Assuming failure or hoping for innovation?
Despite committing to update our assessment process to address climate change, the Trudeau government has yet to require a global market economic analysis consistent with a 2-degree or 1.5-degree analysis. To put it simply, we are building infrastructure assuming the failure of our own policy commitments and of the world in addressing climate change.
Clearly, our infrastructure debates are divorced from our climate policy, and until we reconcile that we will keep building fossil fuel infrastructure that could lock us into production levels post-2030 that are inconsistent with the necessity and our international commitment to decarbonize.
Not so fast, the oil industry will argue — we can increase production and meet Paris commitments as long as we reduce emissions. Right?
Not quite. This argument basically relies on the idea that the industry can ‘decarbonize’ oil. Yes, there are some ground-breaking pilot projects in the oilsands that have had remarkable success in reducing emissions per barrel. The industry as a whole, however, has increased per barrel emissions by 25 percent over the last decade. We frequently hear the Canadian Association of Petroleum Producers arguing that emissions intensity has been reduced by over 20 percent. This is only true if you look back 25 years. Big, one-time gains were made when the industry moved to cogeneration but since that time emissions have gone up, not down.
Perhaps the industry will have success in reducing emissions per barrel now that Alberta Premier Rachel Notley has given it the added incentive of a carbon tax and an emissions limit. That kind of policy certainty and added price will force innovation and new technology adoption. But how much? And if we increase production how do we meet our commitment to 2 or 1.5 degrees? Recent reports have shown that if you add up oil, coal and gas reserves currently under production and in development, we will exceed 2 degrees. In Marrakech a few weeks ago, more than 400 civil society organizations from 60 countries declared that we cannot allow any further expansion of fossil fuel production if we want to ensure we maintain a safe and stable climate.
In October, Trudeau announced a new national carbon-pricing framework. This could be an important step towards meeting our climate commitments and it has been lauded as progress at home and abroad. On its own, however, it is not enough.
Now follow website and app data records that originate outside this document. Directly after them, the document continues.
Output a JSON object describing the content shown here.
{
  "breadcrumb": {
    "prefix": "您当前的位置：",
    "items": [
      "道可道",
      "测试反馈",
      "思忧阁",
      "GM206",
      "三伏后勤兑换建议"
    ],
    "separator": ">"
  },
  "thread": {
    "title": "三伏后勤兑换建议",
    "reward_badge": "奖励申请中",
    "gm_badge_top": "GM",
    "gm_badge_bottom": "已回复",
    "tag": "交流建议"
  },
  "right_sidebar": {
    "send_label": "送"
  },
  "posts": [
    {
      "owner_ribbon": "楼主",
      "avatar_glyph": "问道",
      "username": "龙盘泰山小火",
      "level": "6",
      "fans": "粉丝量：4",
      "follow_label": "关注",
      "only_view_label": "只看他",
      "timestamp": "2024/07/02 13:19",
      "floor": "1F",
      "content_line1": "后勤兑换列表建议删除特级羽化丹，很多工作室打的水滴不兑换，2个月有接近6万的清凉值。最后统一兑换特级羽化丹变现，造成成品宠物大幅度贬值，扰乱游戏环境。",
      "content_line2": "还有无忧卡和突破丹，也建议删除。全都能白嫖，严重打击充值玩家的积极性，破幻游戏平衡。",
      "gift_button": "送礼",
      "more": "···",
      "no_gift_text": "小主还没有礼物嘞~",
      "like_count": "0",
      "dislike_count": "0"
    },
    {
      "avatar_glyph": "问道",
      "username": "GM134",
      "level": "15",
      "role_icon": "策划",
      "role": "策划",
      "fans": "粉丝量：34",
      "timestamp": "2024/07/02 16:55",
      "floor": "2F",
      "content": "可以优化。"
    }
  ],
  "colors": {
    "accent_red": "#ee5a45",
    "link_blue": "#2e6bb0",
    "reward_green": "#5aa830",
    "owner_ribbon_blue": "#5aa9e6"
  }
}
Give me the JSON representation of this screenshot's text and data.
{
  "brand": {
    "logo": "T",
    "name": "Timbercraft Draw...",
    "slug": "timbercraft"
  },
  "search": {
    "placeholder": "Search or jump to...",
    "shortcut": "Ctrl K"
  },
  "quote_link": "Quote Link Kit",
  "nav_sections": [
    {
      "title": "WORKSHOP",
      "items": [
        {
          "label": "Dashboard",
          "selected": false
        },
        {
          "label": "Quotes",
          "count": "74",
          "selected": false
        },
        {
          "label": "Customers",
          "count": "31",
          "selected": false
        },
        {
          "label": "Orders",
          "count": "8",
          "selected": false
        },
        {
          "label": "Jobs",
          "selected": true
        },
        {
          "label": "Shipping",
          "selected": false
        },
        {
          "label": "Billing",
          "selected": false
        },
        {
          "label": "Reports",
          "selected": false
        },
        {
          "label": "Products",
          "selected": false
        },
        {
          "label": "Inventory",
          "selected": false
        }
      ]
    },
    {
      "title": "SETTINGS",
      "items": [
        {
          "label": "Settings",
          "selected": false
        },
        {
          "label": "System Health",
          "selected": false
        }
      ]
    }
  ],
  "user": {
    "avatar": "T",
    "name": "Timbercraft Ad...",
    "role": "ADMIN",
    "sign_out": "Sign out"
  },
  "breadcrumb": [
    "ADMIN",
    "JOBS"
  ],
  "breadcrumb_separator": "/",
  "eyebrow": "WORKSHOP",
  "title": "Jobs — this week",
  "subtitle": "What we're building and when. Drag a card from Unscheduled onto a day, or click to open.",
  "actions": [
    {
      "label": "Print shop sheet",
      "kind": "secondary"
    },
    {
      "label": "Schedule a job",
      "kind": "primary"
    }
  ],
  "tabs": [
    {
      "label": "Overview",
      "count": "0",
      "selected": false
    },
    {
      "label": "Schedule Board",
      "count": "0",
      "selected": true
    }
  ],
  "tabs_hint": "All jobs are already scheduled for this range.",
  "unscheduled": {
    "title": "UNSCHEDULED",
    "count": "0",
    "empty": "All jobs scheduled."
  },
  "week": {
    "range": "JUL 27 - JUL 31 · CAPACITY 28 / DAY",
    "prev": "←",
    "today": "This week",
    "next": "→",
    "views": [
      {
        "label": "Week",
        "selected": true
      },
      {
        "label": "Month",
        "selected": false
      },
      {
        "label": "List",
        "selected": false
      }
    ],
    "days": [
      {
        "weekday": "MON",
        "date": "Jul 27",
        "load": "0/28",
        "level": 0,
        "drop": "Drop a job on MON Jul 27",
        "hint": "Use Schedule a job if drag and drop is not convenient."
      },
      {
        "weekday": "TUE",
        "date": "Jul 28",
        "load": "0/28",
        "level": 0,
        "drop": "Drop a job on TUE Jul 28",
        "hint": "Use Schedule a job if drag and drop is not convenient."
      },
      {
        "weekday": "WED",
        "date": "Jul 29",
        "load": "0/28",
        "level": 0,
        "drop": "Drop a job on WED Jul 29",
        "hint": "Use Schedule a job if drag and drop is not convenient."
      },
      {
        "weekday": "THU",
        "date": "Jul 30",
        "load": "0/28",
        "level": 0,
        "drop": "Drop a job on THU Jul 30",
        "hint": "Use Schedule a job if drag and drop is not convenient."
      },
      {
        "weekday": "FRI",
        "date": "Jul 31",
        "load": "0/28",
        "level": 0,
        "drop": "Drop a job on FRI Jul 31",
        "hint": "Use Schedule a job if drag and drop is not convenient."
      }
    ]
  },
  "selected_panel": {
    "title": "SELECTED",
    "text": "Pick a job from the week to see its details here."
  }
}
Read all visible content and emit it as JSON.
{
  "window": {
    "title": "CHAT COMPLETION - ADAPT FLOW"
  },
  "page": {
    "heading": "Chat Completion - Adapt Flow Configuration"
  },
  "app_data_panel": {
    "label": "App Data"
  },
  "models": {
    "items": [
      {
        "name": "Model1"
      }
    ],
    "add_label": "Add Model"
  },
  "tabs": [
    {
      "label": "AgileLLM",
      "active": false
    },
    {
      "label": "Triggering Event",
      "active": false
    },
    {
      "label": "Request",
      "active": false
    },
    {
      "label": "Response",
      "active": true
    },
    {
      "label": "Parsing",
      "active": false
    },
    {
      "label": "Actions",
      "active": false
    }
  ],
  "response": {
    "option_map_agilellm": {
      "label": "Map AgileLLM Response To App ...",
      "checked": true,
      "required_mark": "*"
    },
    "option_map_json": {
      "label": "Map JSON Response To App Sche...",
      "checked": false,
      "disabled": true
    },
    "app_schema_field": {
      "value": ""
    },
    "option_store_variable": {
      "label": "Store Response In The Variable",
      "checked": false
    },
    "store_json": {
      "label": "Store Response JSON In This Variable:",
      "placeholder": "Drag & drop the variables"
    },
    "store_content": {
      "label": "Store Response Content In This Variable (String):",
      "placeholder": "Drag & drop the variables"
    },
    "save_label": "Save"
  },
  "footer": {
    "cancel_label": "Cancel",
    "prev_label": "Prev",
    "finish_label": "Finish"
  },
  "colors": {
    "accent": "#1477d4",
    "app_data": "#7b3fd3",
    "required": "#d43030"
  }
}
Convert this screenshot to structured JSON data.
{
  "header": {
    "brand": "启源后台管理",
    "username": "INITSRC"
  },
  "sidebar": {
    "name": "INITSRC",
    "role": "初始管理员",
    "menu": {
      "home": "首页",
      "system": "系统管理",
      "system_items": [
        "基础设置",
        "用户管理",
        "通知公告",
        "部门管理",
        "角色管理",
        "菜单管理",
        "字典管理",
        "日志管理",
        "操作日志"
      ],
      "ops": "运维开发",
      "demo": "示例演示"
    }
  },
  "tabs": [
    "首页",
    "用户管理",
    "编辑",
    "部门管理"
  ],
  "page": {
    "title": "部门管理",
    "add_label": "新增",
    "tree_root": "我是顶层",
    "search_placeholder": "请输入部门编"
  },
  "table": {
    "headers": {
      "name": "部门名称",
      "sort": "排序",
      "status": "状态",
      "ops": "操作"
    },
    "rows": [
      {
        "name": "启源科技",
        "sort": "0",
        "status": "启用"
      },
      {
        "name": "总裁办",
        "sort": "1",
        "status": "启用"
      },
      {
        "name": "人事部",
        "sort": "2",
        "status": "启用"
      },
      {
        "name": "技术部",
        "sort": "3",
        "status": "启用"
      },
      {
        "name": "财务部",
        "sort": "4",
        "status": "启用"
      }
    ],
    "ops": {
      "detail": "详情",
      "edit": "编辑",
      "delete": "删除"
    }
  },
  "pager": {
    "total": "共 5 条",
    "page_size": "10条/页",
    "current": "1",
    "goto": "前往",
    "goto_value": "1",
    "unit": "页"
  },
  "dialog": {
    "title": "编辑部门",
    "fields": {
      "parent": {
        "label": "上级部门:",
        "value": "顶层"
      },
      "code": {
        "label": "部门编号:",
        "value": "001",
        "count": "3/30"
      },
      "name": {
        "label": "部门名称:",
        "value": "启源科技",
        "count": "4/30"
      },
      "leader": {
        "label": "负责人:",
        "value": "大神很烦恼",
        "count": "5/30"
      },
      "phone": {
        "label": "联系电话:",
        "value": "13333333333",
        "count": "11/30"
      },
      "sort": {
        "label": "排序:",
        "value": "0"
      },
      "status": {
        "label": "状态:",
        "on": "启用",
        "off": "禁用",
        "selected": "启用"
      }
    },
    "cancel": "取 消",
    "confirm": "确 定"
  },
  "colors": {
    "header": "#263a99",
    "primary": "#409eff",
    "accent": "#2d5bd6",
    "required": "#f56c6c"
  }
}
Good words last month in Marrakech are not enough.
It remains to be seen whether this government is setting the stage for a serious climate policy in line with the level of ambition that we supported last year in Paris or whether we continue to think we can have our cake and eat it too.
Will our new national carbon price and the upcoming national climate plan be enough to deflect criticism from our failure to set and meet ambitious targets and the approval of new fossil fuel infrastructure?
The growing protests, the coming lawsuits and the thousands marching in the streets — as witnessed most notably in B.C. — show that civil society has made the connection and is increasingly calling for fossil fuel project decisions that align with our climate ambition. And, as the reaction to the pipeline announcements made last week shows, it’s a call civil society is not likely to back down on.